The Thanks of the Institution inscribed on Vellum accorded to Helmsman Dennis Young and crew members John John, William James and Roy Young in recognition of the determination and seamanship displayed by them when the D class inflatable lifeboat rescued an injured swimmer from rocks of Monkstone Point in a south westerly gale and rough seas on 2 August 1986.


Second Coxswain John John collapsed during a launch on service on 17 July.  He sadly died the next day.


Side extension to the main boathouse constructed.  This provides a mechanic’s workshop and a souvenir sales outlet.


Silver Medal awarded to Coxswain William Alan Thomas in recognition of the outstanding courage, determination and fine seamanship displayed by him when the lifeboat went to the assistance of two fishing vessels in a Force 8/9 Gale, poor visibility and rough sea on 22 September 1989.  The skipper of the fishing vessel Silver Stream was rescued after he became trapped in the wheelhouse when a very large sea caught the vessel and rolled her over revealing the keel.  The coxswain saw the man was in grave danger so with great care and courage, manoeuvred the lifeboat into exactly the right position for the skipper to be pulled through the wheelhouse window by lifeboatmen on deck.  The two exhausted crew of the fishing vessel New Venture were also rescued and the vessel saved.  The Maud Smith Award for the bravest act of lifesaving in 1989 was made to Coxswain William Alan Thomas for this service.

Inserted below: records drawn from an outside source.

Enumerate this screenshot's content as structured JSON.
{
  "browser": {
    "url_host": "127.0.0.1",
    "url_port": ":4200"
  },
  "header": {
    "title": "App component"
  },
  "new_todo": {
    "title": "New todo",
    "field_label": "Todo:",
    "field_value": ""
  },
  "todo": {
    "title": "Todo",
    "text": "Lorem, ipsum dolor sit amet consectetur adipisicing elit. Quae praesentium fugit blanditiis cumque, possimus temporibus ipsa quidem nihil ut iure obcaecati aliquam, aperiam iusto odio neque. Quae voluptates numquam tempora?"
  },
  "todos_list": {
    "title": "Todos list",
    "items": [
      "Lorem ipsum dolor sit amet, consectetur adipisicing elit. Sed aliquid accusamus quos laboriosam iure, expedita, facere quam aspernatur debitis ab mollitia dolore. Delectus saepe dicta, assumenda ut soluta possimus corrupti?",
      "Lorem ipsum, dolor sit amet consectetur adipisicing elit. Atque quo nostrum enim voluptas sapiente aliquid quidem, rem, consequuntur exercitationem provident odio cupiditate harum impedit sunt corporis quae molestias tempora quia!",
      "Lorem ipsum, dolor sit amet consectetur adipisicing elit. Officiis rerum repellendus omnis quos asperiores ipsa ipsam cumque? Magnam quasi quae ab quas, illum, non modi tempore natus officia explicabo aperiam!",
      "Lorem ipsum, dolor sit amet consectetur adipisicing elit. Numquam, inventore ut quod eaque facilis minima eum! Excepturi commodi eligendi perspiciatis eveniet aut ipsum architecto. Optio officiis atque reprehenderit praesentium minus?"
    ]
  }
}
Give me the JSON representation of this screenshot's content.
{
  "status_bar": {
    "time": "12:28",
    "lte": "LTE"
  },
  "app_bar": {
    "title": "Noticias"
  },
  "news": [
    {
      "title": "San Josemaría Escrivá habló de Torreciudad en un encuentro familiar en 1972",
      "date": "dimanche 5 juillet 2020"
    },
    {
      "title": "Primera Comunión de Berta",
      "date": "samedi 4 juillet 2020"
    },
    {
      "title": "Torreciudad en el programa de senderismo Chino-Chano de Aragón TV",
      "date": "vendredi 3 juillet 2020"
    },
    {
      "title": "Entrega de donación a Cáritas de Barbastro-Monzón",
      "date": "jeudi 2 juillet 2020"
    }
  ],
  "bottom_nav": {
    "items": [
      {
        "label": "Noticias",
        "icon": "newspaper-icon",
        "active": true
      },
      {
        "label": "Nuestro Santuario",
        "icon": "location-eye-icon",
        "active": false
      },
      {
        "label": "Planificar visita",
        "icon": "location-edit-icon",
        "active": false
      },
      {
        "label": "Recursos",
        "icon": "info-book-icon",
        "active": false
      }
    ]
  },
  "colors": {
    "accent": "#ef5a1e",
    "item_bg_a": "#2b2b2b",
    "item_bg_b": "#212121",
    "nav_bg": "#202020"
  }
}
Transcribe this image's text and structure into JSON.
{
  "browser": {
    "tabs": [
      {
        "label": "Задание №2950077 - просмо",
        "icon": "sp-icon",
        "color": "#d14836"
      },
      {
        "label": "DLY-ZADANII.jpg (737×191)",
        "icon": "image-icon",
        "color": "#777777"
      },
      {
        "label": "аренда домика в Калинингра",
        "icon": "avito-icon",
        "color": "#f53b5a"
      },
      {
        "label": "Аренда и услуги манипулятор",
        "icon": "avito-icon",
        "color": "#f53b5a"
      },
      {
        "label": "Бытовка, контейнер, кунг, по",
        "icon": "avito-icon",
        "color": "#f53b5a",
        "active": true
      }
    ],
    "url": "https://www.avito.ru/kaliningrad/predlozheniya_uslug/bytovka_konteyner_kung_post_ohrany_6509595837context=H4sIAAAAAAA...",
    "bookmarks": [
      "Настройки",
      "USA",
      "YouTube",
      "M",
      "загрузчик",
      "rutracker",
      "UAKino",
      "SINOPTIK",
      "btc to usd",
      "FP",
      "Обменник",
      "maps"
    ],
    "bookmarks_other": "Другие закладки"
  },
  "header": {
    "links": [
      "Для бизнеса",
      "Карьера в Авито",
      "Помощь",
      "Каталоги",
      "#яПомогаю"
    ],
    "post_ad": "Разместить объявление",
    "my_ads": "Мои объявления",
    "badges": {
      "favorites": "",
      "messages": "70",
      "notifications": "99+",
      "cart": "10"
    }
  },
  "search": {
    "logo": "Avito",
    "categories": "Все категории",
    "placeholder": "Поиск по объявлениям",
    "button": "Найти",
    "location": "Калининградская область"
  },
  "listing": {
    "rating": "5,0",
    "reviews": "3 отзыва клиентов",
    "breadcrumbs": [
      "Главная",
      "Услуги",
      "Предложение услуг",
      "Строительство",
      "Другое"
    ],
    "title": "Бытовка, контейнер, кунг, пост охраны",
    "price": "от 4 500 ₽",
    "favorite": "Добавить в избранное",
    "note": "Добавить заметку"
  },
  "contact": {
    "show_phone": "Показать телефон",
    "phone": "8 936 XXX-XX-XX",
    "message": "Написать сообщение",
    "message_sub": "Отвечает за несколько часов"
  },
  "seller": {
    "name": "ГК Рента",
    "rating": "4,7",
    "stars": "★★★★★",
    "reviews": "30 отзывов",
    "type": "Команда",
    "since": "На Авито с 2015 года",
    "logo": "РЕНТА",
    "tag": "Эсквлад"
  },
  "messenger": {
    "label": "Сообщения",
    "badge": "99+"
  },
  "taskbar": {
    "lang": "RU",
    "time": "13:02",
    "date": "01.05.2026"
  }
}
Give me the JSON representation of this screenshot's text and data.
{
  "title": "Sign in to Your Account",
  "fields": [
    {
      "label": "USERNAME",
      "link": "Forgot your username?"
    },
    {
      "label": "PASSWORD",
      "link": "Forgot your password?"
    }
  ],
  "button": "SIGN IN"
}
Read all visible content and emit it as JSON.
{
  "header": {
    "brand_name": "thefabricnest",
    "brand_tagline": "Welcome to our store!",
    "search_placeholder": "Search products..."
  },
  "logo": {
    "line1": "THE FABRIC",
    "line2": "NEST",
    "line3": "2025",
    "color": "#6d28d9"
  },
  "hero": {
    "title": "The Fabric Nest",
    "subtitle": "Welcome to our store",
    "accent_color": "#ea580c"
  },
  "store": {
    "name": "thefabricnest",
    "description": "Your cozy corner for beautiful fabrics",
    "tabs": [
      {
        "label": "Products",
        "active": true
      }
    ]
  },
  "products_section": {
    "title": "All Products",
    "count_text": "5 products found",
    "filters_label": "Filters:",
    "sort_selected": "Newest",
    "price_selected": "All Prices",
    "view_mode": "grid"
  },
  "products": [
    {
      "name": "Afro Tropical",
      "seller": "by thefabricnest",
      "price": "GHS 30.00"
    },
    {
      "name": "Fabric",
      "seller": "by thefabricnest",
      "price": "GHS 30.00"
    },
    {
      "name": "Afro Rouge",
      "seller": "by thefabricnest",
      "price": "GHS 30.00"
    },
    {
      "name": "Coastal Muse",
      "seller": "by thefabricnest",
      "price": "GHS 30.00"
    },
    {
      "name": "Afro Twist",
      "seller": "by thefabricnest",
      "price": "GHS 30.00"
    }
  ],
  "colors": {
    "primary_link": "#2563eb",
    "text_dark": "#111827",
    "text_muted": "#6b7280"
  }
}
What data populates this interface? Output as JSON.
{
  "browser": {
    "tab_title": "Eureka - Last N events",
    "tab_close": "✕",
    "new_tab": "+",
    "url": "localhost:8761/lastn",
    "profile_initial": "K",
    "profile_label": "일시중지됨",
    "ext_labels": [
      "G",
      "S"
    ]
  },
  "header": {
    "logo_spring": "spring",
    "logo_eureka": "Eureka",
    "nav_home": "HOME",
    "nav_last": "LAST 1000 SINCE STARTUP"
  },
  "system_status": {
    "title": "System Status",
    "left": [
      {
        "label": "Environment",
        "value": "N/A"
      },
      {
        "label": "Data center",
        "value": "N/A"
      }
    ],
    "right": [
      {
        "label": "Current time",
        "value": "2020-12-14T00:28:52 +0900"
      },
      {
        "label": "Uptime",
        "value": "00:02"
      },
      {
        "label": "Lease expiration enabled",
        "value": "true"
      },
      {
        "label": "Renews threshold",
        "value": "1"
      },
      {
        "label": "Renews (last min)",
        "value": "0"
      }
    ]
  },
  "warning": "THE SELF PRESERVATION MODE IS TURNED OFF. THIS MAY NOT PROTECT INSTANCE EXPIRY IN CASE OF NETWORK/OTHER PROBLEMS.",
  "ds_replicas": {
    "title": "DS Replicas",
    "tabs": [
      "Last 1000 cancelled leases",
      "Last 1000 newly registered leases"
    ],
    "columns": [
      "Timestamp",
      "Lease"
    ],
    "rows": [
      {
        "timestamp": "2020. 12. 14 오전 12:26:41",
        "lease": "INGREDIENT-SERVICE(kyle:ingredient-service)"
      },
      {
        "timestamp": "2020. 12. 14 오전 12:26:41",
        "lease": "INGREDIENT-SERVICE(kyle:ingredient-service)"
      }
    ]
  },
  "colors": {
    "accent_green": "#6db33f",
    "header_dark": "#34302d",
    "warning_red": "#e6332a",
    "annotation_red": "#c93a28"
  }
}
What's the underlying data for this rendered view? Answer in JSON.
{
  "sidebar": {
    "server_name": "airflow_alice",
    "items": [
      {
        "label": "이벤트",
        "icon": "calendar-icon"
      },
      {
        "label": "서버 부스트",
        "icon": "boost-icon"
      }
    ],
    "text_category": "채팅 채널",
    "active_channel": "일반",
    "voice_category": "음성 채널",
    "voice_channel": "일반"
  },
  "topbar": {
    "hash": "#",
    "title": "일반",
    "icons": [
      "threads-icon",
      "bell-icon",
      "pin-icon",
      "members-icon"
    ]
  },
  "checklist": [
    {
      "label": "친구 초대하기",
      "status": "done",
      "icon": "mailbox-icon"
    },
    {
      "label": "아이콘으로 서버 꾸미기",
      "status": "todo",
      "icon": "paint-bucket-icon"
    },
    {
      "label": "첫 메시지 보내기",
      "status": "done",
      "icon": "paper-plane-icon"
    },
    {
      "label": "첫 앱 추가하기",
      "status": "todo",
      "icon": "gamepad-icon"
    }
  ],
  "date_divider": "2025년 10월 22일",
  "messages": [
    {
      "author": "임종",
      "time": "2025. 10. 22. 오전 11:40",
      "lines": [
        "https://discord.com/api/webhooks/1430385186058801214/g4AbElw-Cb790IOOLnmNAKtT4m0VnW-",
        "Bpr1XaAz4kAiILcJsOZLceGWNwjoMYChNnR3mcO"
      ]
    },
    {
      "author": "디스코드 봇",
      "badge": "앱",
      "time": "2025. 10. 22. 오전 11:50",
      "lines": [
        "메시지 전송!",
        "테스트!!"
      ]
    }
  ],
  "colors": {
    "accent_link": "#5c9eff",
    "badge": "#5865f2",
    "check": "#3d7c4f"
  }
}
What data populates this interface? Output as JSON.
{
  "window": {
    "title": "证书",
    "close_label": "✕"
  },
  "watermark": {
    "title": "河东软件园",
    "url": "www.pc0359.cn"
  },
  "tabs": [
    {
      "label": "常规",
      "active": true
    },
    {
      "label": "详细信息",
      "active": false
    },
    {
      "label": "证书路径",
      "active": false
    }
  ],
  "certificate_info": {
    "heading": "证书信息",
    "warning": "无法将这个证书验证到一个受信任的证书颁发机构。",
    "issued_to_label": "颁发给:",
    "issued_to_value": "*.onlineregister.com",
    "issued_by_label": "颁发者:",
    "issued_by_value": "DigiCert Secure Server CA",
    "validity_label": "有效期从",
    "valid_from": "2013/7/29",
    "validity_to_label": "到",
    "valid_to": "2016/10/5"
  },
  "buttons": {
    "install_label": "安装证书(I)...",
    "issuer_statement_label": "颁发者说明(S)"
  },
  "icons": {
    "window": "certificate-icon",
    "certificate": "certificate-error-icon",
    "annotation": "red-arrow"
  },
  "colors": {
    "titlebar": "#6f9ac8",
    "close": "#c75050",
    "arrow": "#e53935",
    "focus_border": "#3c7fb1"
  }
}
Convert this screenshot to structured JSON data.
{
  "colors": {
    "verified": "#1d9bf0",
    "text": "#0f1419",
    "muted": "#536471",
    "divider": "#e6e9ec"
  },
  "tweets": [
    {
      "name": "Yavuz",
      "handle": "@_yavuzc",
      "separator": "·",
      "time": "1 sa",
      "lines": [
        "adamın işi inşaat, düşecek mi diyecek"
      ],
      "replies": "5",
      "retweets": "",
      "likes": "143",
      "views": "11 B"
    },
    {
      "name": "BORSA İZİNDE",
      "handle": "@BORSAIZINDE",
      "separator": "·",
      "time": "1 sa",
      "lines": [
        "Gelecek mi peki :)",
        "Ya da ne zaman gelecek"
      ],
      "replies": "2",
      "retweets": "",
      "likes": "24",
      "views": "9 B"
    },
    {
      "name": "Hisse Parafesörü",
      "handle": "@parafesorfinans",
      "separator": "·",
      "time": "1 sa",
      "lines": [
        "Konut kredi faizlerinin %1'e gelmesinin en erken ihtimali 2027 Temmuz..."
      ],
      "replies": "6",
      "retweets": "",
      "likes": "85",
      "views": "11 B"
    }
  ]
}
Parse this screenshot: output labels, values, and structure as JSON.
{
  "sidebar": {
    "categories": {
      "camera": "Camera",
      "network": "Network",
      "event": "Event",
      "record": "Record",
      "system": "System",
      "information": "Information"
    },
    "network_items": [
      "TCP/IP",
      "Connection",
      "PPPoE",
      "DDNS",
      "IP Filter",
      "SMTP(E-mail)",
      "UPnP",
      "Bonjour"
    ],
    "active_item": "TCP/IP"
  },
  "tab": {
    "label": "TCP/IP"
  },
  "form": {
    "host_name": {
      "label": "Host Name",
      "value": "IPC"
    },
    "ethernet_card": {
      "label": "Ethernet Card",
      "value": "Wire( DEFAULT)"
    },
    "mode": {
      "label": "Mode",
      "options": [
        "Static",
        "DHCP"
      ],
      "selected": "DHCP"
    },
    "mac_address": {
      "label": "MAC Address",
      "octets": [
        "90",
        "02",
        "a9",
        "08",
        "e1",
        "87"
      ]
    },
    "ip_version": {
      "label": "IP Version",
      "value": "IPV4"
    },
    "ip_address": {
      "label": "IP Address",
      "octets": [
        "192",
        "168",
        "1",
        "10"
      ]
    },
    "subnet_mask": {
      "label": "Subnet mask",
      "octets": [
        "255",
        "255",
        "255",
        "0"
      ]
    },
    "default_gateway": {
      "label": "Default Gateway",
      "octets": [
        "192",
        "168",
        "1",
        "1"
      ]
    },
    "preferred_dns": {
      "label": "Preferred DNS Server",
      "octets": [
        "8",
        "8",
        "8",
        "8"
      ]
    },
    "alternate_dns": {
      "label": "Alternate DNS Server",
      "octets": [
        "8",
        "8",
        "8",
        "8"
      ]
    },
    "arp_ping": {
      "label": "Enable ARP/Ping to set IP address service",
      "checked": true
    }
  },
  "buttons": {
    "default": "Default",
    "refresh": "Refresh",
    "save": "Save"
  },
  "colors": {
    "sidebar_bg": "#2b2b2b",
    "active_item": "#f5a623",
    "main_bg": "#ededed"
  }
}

On 28 November 2001 the Committee of Management voted the award of a Vellum to Tenby to commemorate the completion of 150 years as a lifeboat station in 2002.


Former Mechanic Charles Crockford was awarded the MBE in the New Years Honours List.  It was formally presented at Buckingham Palace.

Following the visit on 5 September 2001 by the Coast Review delegation, led by Commodore R C Hastie, it was agreed by the Search and Rescue Committee on 6 February 2002 and resolved by the Executive Committee at their meeting on 10 April 2002 that the station be earmarked for the allocation of an FSB2 in due course.  It was also resolved that there be no change to the ILB coverage at this station.

The station was awarded 150th anniversary vellum.


Coxswain Alan Thomas has been awarded the MBE by Her Majesty The Queen in this years New Years Honours.

The Trustees Committee decided that ON1281 (16-02) Haydn Miller will be allocated to Tenby when she is completed in early 2005.



New boathouse completed in January at a cost of £6,500,00

A special slipway launch of the new Tamar class lifeboat took place on Friday 11 March.  The newly built Tenby lifeboat house played host to the pre-production Tamar class lifeboat that underwent various trials.


The new station Tamar class lifeboat ON1281 Haydn Miller was placed on service on 28 April.  This marks the start of a new era in the RNLI and follows many years of development of the Tamar class lifeboat.  Tamar class also placed on service at Peterhead on this date at a cost of £2m.


The new station D Class D-727 Georgina Taylor was placed on service December 2009. This lifeboat was funded by Mrs G S Taylor. Lifeboat D-562 Georgina Stanley Taylor has been withdrawn to the relief fleet.